So, now for the specifics at the high school I attended (longer ago than I would care to admit to!): except for the AP students, who get a separate assignment, each student has to read two books this summer: one required book for each grade and an additional book from a list of suggestions, which are different for each grade. Sounds pretty reasonable to me, for both students (who only have to read 2 books) and teachers - the teachers get the benefit of being able to discuss one book that everyone has read and then maybe everyone can be more creative for another assignment based on the suggested reading.
Here are the required books for each grade:
- 9th grade: Things Not Seen by Andrew Clements (2002)
- 10th grade: Breathing Underwater by Alex Finn (2001)
- 11th grade: Monster by Walter Dean Myers (1999)
- 12th grade: The Kite Runner by Khaled Hosseini (2003)

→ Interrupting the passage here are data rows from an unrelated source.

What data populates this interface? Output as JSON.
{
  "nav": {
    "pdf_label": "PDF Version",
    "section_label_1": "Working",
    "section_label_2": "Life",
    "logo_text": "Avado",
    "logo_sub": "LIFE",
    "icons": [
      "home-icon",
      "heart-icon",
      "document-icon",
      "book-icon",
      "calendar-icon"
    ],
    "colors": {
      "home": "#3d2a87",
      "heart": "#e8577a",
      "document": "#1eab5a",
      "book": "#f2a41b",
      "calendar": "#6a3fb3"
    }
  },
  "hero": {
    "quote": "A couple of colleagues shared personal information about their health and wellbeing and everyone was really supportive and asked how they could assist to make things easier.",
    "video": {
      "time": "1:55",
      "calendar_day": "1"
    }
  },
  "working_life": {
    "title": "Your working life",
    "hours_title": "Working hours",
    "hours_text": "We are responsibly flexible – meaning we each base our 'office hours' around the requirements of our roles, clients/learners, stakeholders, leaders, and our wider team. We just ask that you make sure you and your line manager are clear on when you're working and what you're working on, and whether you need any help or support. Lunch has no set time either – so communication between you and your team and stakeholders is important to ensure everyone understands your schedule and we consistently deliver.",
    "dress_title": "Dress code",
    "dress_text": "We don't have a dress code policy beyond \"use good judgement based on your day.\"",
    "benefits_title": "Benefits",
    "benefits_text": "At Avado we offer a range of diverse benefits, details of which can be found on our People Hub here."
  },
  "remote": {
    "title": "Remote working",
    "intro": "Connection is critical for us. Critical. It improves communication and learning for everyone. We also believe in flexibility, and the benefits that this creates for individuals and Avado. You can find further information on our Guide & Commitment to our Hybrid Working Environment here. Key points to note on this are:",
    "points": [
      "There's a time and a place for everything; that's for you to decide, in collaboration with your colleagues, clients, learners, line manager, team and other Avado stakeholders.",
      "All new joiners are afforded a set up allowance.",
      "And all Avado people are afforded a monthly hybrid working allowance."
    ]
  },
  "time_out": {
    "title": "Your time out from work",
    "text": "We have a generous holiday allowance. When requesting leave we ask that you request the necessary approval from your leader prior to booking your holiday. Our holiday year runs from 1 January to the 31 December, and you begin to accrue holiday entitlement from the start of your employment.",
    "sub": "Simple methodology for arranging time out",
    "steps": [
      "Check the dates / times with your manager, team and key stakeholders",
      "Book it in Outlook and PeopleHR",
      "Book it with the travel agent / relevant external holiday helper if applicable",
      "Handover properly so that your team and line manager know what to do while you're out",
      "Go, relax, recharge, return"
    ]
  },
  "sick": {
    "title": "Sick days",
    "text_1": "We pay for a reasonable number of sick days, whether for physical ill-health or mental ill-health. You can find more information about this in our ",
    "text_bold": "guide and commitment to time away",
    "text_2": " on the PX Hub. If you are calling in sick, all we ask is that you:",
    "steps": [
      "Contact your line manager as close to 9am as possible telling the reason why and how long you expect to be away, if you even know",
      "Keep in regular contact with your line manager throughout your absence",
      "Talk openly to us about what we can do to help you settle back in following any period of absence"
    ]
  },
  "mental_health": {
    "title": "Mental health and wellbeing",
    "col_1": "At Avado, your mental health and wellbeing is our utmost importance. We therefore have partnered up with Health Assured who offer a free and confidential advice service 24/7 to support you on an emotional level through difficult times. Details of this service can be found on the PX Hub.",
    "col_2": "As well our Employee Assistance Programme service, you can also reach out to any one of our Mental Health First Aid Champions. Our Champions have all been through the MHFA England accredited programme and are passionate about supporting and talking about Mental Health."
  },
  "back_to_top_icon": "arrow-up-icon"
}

The lists of suggested titles for each grade offer anywhere between 26 and 29 choices, with at least a couple non-fiction titles, and this is where things get really interesting, at least from my perspective (I'm not going to list all the books, since I haven't even heard of a lot of them, just ones that stand out to me).
- The 9th grade suggested list includes Thirteen Reasons Why by Jay Asher. With the Netflix series being so controversial, I'm surprised yet not surprised to see this one. I bet a lot of kids will be reading this and maybe it will spark some deep discussions.
- Looking for Alaska by John Green and The Perks of Being a Wallflower by Stephen Chbosky are just a couple of the YA titles on the 10th grade list, which I think is really fun! There's even some fantasy YA with a book by Maggie Steifvater. Jodi Picoult's Nineteen Minutes and John Krakauer's non-fiction Into Thin Air (both of which I enjoyed) are some of the more adult titles on the list.
- The 11th grade list starts adding in more classics, with titles by John Steinbeck and F. Scott Fitzgerald. I thought a nice inclusion on the non-fiction side was The Zookeeper's Wife: A War Story, since the movie version is coming out this year.
- The 12th grade list also features popular classics like Emma by Jane Austen. This list had quite a few titles that I recognized, like Cold Mountain by Charles Frazier and Jodi Picoult's My Sister's Keeper. Wally Lamb's She's Come Undone is also on the list, and I'm pretty sure the copy I have at home is the one I bought for my own summer reading a million years ago!
What do you think of required summer reading? Did you have required reading when you were in school? What types of books did you have to read? If you have kids, what kinds of summer reading are they doing?